of course that only applies if your account is accurate, and it seems so.

Well, it’s over. The general manager wasn’t too nice about the whole thing. My husband called the police to see if they could help. They couldn’t but I believe their presence had an impact. End story; a compromise. We split the bill. We payed $1000 and they payed/ate $1000. Even though we didn’t authorize the extra work and had to pay $450 more than we had planned, I’m happy how it ended. We actually ended up getting $1300 worth of work for $450. There’s always a silver lining. Lesson learned. We won’t be going to them again and we will be certain to sign off on all future repairs when the time comes. Thanks again everyone!!! :slight_smile:

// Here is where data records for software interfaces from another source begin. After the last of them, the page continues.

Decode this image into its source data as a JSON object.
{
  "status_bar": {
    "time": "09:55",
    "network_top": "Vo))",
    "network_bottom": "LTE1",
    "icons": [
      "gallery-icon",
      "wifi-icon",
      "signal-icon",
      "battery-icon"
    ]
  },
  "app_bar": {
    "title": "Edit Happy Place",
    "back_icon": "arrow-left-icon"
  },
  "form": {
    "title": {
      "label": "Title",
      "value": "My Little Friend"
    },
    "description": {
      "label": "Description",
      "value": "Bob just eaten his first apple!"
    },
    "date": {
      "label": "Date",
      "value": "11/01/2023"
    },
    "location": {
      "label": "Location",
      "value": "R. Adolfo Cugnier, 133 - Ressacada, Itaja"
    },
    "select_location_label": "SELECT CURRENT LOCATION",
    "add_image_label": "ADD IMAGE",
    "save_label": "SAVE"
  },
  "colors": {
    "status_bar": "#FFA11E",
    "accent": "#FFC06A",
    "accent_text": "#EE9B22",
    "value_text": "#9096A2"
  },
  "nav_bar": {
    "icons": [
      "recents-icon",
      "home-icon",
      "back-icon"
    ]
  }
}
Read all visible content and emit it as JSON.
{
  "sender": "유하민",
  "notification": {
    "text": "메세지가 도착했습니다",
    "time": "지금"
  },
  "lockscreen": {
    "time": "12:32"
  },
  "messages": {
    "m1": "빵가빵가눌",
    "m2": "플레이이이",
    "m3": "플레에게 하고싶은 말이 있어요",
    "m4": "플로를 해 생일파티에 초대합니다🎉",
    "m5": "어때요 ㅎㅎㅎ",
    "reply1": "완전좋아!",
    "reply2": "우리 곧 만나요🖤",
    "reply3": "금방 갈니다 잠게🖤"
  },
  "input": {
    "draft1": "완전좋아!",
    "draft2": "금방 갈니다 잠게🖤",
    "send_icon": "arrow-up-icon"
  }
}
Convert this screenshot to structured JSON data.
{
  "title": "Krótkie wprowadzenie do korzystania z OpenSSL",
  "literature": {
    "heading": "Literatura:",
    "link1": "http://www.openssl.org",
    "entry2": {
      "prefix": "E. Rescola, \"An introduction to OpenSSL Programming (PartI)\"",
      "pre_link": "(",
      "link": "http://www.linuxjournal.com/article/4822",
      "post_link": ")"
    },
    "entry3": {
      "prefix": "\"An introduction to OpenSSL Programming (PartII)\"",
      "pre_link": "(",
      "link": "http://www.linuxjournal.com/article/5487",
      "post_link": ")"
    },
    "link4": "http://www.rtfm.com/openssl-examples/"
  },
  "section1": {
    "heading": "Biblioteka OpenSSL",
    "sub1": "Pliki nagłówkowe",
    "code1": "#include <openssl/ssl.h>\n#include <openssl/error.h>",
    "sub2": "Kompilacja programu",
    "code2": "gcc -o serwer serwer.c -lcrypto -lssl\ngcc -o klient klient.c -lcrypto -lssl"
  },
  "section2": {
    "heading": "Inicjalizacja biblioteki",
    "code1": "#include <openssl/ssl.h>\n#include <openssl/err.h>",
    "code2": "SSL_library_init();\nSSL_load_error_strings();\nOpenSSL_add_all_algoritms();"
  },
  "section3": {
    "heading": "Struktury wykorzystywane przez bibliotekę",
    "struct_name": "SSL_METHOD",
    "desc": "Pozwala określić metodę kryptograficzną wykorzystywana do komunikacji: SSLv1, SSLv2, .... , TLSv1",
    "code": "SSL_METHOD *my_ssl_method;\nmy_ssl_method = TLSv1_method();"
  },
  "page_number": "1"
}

I would offer to pay full price for the repairs that I authorized and try to make a deal on the ones you didn’t. A nice discount for your troubles and headaches over this, and a payment plan you can live with at zero interest, sounds fair to me. Let them know that you have been happy with their service in the past and would like to continue and you may have a little more sway with them.
Even if you plan to never use them again, but I think this was an honest mistake by the mechanic and not an attempt to hose you.

You did need the work done at some point!!!

I think the mechanic just overlooked the notations on the work order.
Maybe the guy was new and was used to a different system.


I agree that this was probably an oversight rather than fraud. However, any oversight is on their end and they should eat any mistake on their part.

It would be interesting to know what’s going on with the mechanic after this matter is settled with you.
Depending upon the situation there (it varies due to certain factors) that mechanic may be major league backflagged or out of a job tonight at worst.

The police won’t get involved too much in something like this as it’s a civil matter; not a criminal one. Getting close to fistcuffs they may get very involved.

I think @Barkydog has a good point. They may have saved your engine and Ken suggesting that it could be paid over time. When I was a kid, it was just standard practice at the Ford garage to run a repair tab and pay over a few months. After that 13 pages of the thread on side work done at the dealer, I don’t necessarily condone not paying for work done, even though it was not authorized.

I don’t want to offend anyone, but some folks just can’t read very well and might not have fully read the work order and all the notes on it. When we built a new storage facility for our compressed gas tanks at work, we made tags that read “M.T.” instead of “empty”. Even though we had a pretty good group of people, we were cautioned that some people just can’t read very well but will never admit it.

Wow, I remember learning to tag empty oxygen and acetylene containers with M-T way back when I took my first welding class in the early '70s. I always figured it was a carry over from a time even longer ago when there were a lot of illiterate folks still around. I’m amazed that the system is still being used.